Entries taken from a collection:
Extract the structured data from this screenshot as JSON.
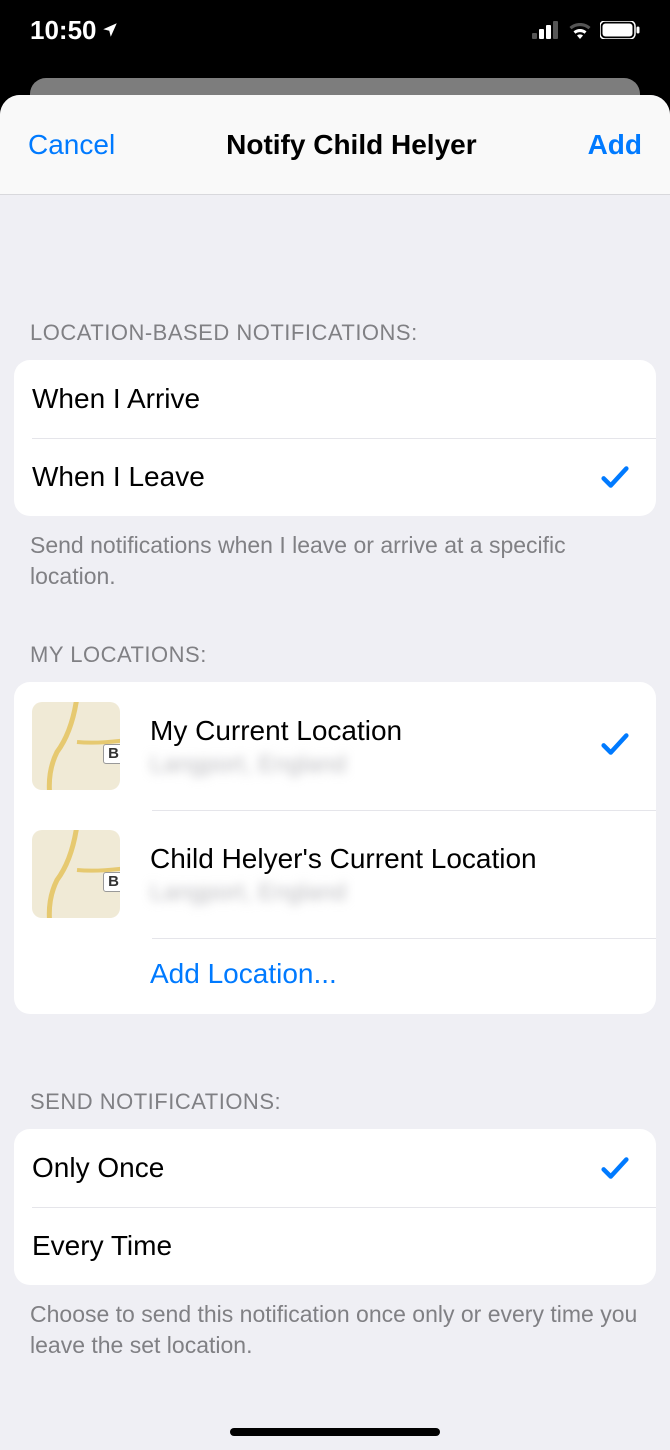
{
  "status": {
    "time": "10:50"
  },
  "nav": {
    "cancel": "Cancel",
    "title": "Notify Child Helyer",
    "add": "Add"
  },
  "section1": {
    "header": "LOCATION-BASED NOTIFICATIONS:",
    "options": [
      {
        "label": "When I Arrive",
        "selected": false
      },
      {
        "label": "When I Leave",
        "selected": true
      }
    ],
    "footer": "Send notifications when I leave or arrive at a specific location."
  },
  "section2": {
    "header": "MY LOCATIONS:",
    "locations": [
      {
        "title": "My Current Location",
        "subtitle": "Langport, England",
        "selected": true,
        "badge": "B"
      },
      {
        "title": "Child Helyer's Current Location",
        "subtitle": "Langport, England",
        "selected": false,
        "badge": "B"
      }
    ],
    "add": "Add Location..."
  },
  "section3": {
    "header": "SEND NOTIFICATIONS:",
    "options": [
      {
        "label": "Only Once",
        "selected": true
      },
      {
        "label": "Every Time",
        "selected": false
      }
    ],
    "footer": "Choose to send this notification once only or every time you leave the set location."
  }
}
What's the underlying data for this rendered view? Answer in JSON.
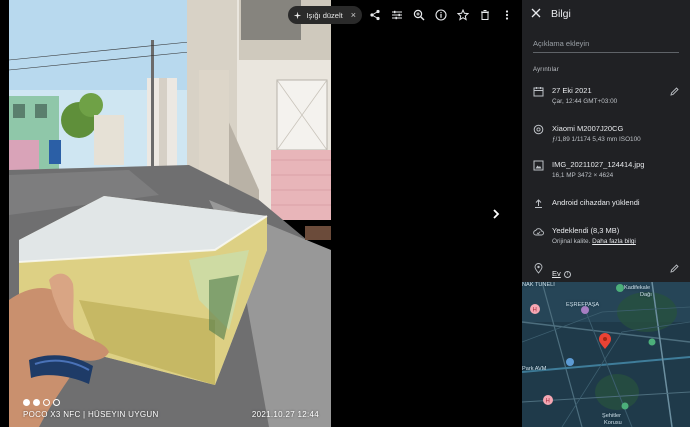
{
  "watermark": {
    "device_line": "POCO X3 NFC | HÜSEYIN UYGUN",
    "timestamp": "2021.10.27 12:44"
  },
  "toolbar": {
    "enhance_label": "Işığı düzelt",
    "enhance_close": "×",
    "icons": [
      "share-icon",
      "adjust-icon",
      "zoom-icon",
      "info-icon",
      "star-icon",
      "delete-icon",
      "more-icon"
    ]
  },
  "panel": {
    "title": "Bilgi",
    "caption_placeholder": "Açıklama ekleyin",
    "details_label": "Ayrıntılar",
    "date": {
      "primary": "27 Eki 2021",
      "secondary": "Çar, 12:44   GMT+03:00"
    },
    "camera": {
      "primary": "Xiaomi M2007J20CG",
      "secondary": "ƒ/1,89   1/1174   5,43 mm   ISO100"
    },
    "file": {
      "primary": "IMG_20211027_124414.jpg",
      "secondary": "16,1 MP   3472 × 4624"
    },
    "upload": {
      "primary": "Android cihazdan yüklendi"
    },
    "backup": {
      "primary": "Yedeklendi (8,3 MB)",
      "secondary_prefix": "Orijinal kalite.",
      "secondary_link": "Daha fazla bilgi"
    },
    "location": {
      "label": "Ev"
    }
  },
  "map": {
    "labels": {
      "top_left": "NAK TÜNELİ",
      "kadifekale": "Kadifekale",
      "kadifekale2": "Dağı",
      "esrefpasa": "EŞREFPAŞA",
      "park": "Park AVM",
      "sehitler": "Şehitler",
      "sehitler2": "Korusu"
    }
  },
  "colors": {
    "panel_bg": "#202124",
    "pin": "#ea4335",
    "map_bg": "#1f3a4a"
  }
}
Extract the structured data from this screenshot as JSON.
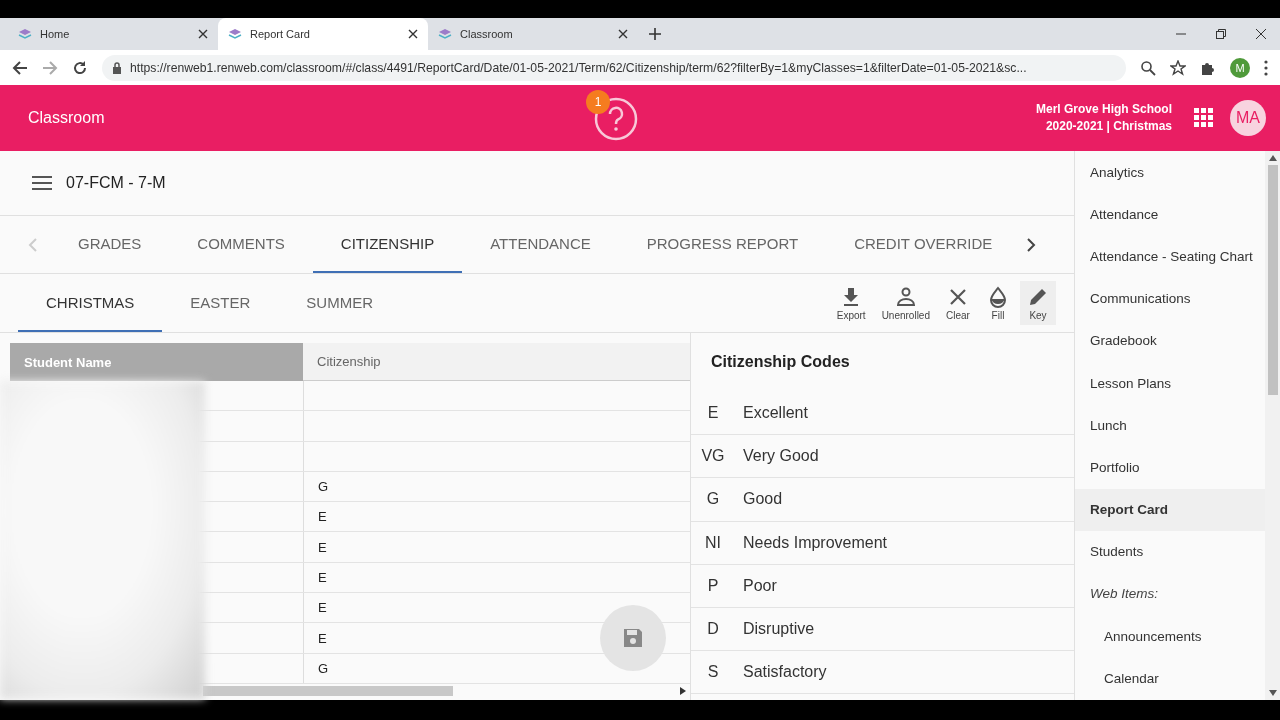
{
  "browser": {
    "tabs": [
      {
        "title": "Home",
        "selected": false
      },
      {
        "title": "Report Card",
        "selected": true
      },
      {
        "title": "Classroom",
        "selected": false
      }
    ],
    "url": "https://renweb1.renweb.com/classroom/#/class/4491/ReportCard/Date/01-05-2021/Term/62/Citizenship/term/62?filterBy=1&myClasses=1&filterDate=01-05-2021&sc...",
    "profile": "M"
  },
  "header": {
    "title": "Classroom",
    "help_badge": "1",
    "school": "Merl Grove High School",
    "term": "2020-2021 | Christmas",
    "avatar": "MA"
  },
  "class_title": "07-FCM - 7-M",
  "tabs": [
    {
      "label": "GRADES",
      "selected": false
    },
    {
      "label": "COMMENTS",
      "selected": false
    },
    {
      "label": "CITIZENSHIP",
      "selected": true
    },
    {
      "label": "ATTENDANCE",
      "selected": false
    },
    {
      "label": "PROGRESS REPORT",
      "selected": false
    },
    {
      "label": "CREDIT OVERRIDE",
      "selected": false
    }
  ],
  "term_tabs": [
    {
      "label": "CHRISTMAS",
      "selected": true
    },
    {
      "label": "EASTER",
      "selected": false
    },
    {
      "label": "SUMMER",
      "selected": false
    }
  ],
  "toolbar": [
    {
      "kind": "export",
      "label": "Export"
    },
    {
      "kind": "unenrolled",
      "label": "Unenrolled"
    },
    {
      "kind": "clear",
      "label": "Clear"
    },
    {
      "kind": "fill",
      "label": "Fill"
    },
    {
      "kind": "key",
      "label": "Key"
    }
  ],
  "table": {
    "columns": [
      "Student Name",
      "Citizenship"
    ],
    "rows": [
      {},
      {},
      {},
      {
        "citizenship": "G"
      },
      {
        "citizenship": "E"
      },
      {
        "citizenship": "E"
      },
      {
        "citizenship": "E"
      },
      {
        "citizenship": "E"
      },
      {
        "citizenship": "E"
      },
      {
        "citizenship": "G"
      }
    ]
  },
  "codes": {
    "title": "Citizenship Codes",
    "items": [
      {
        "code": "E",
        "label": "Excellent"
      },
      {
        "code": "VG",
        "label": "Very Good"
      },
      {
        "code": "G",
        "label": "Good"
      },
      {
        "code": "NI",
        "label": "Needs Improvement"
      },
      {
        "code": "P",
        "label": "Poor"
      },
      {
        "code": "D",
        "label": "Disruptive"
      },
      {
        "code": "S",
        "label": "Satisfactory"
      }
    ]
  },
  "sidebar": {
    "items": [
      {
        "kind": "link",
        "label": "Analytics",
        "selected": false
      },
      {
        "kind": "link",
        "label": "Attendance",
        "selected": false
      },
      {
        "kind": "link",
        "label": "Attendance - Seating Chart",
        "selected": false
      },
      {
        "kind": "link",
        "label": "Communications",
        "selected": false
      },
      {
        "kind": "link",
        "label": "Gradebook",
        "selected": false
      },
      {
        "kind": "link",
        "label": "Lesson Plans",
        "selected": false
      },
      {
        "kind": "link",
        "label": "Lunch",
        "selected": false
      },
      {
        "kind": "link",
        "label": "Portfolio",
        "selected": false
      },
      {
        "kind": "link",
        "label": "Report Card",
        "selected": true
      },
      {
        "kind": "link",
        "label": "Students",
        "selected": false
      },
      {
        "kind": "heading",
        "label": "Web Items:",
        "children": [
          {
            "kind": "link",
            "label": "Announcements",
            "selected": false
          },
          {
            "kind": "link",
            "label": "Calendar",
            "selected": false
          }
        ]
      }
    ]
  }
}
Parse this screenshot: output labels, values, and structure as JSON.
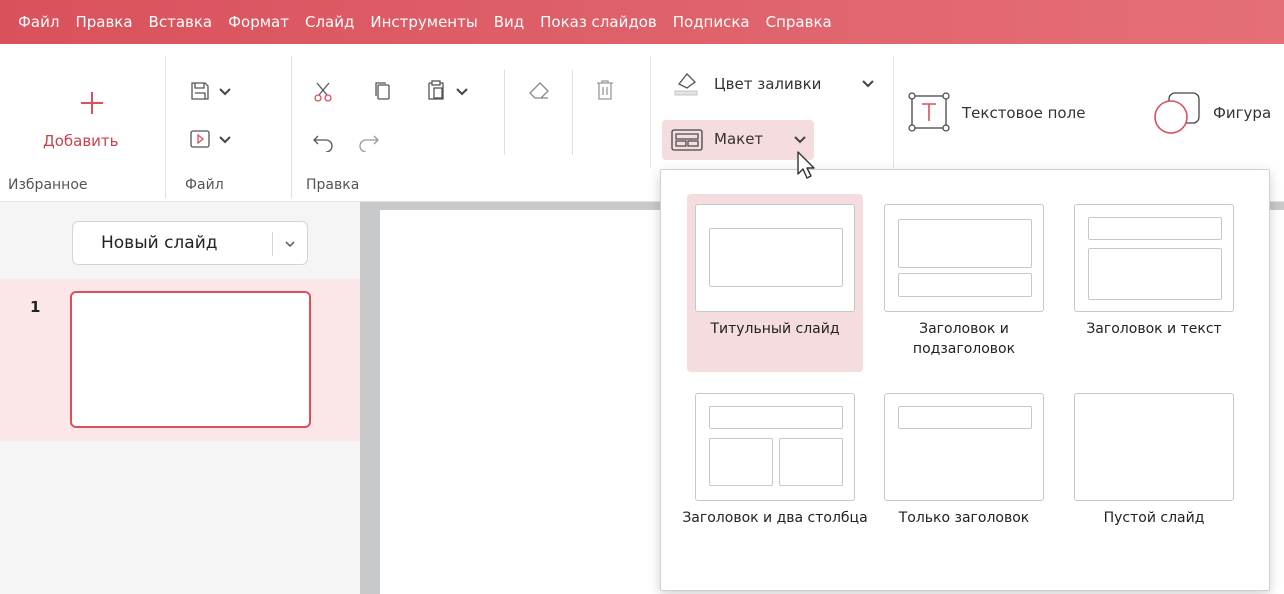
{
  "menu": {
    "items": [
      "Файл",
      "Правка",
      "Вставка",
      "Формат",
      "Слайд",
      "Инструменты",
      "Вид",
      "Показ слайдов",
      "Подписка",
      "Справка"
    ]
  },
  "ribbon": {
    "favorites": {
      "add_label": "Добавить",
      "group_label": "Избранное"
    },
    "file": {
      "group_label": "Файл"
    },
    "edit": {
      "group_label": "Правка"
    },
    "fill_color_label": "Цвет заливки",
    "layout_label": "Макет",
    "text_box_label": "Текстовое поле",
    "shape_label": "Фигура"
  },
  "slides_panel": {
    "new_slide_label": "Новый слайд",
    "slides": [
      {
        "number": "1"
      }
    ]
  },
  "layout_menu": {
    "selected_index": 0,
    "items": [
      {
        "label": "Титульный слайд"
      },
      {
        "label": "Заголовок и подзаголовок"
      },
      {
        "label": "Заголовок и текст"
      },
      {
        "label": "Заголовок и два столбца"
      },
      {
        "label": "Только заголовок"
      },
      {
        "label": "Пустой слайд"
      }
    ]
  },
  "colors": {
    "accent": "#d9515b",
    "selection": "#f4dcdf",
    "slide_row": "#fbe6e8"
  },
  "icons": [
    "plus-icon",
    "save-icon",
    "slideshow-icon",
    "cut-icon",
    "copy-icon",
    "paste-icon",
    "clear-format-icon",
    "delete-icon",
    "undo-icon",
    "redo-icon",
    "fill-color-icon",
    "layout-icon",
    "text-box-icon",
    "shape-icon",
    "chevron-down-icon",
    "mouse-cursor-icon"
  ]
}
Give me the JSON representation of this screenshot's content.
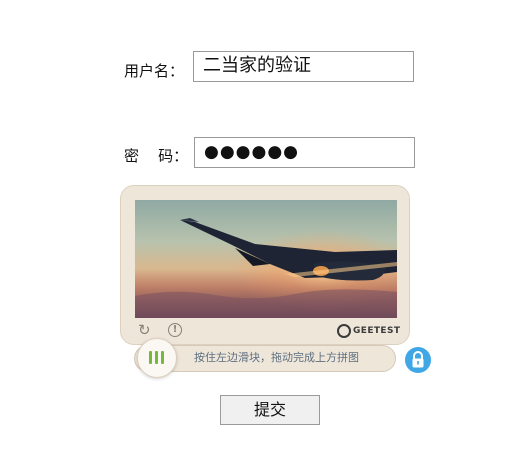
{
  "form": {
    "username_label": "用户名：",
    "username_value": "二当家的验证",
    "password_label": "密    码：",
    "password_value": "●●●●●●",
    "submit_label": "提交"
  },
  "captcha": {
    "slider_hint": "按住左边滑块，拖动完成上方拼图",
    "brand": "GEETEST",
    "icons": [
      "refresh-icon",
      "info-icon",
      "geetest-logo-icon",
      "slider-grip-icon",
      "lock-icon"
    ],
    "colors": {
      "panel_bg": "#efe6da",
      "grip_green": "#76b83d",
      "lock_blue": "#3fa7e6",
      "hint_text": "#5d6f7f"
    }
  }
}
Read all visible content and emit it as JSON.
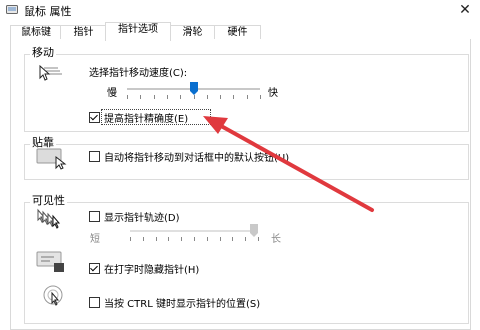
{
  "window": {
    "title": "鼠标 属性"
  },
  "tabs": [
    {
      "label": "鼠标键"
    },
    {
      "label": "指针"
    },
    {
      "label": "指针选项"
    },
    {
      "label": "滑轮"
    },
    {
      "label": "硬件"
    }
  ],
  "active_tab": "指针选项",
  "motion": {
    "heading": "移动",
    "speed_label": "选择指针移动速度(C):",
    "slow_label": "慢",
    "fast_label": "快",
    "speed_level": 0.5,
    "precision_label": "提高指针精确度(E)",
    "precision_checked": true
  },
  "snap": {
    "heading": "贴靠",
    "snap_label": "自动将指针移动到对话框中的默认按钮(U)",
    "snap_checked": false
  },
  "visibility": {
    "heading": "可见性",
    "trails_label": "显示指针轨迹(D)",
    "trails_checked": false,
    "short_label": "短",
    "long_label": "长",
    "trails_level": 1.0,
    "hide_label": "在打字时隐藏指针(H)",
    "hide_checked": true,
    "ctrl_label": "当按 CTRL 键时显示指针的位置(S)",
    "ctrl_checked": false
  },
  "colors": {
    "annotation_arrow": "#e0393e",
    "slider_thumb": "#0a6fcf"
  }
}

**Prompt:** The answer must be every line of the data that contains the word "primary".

**Task answer:**
      "primary": "27 Eki 2021",
      "primary": "Xiaomi M2007J20CG",
      "primary": "IMG_20211027_124414.jpg",
      "primary": "Android cihazdan yüklendi"
      "primary": "Yedeklendi (8,3 MB)",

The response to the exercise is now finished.